Years ago, Peter Drucker said “Nothing good happens by accident—put some structure around it!” So if you want something good to happen, put some structure around it. This doesn’t just apply to business; it’s also for family life. I can name several traditions that are perfect examples of Drucker’s line of thinking.

 

Like many families, we like to get together on every family member’s birthday. As part of the celebration we all sit at the dinner table and, one by one, tell the birthday person what we like about them. Our kids Scott and Debbie used to protest this tradition, but today they encourage their kids to take part in it, too. It’s an easy thing to do and a great way to make someone feel extra special on their special day.

 

Here’s another Blanchard tradition: every Christmas Day, between dinner and dessert, all our family and friends who are gathered share something special with everyone. They can sing a song, recite a poem, or tell us something important in their lives. This not only delights all those who are gathered, it makes the day more memorable and meaningful.

 

We know several couples who plan a date night at least once every two weeks. They make a rule that they can’t talk about work or the kids—only about their relationship. “How are we doing with each other?” If every couple did that 26 times a year, I guarantee there would be a lot fewer divorces.

 

Structure also helps our family business. You may or may not know this, but The Ken Blanchard Companies is family owned. Margie and I cofounded the company almost forty years ago—and Scott, Debbie, and Margie’s younger brother, Tom, joined the company around twenty years later. Sometimes family businesses work well and sometimes they don’t. We didn’t want to run the risk that our family business would mess up our family, so Scott had the idea that the five of us should meet one day every quarter with an outside consultant/facilitator. And what a great idea it was! We’ve been holding our “Family Council” meetings for a number of years now. More recently, Tom’s wife, Jill, and Scott’s wife, Madeleine, have joined us. We all know it’s due in no small part to these meetings that we still love each other and often vacation together, even though we work together almost every day.

 

So follow Drucker’s advice. If you want good things to happen, put some structure in place—it’s as easy as starting a few simple family traditions. When families find new ways to celebrate their positive relationships, life gets more enjoyable.

 

Thanksgiving Thoughts from Ken

This week brings one of my very favorite holidays—Thanksgiving. I love it because it’s not focused on gifts and things like that. It’s about what everyone brings to the table. You pass around the turkey and the dressing and all, and it’s a chance for everyone to really express what they are thankful for. I hope you’ll be able to do that.

I’m thankful that I live in this country. I’m thankful that I had a wonderful mom and dad who always lifted me up and a great sister who encouraged me constantly. I’m grateful that I met my wife Margie and she’s been my companion and my love and my partner for over fifty years now—it’s unbelievable. I’m thankful for our son Scott and our daughter Debbie and what they’ve brought to my life, and all of our grandkids who are all really special. I’m blessed to have a sweet little dog, Joy, who is a perfect example of unconditional love. I’m thankful for a wonderful God who loves me and loves you and loves all of us. I’m grateful that I’m healthier and in better shape than I have been in years. I’m thankful for everyone in our company. I think we’ve created a wonderful place and we want to continue to build on that as we go forward. We’re all in it together and we support each other.

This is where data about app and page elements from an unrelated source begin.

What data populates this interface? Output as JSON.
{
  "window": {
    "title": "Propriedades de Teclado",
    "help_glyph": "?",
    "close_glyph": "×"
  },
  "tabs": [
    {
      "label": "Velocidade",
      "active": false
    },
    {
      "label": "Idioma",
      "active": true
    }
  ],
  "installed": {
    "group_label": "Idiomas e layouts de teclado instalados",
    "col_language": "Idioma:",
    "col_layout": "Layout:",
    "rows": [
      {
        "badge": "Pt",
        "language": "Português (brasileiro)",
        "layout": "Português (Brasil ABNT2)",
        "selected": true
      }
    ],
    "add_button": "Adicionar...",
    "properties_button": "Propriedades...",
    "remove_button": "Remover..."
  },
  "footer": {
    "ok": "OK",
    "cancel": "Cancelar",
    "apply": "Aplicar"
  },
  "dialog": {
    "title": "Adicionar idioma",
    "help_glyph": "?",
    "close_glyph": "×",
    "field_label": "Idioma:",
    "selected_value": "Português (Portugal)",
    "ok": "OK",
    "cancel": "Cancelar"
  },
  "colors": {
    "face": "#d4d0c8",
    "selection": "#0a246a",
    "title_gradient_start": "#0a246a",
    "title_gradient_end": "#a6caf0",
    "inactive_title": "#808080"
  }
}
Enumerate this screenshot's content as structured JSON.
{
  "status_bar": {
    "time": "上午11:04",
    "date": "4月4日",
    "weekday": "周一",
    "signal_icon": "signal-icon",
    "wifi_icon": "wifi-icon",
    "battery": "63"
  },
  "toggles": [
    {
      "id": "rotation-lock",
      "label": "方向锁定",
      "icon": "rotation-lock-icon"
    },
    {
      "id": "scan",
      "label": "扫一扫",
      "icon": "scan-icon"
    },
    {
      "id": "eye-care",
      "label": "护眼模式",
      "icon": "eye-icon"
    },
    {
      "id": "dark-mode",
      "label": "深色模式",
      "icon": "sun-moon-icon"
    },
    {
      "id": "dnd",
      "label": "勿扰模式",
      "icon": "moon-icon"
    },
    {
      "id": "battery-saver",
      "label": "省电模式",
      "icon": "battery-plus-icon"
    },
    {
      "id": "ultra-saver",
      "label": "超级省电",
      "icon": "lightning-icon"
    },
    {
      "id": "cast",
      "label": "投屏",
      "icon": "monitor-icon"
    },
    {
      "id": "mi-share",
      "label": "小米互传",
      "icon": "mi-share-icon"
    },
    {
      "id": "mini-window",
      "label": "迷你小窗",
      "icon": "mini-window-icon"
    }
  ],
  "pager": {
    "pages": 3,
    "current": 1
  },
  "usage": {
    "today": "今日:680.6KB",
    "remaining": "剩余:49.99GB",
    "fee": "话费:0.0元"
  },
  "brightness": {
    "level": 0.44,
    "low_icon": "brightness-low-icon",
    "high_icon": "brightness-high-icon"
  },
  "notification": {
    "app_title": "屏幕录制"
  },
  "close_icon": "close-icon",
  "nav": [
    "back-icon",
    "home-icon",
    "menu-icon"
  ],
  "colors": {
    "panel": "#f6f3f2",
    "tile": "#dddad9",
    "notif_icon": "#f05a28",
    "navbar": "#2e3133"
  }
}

I like to say, “Life is a very special occasion—don’t miss it.” Part of that is being thankful for the blessings you have. It doesn’t mean that there aren’t troubles along the way. But life is a very special occasion. Every day when we wake up we need to be thankful that we have another day to share and be with people and maybe make a difference.

So this week, reach out to the people you really care about and love, and tell them you care. I’m wishing you all the very best and I’m thankful that we all have an opportunity to make a difference in the world. Have a wonderful holiday. Recognize how blessed you are and reach out and tell people that you love them.  Take care.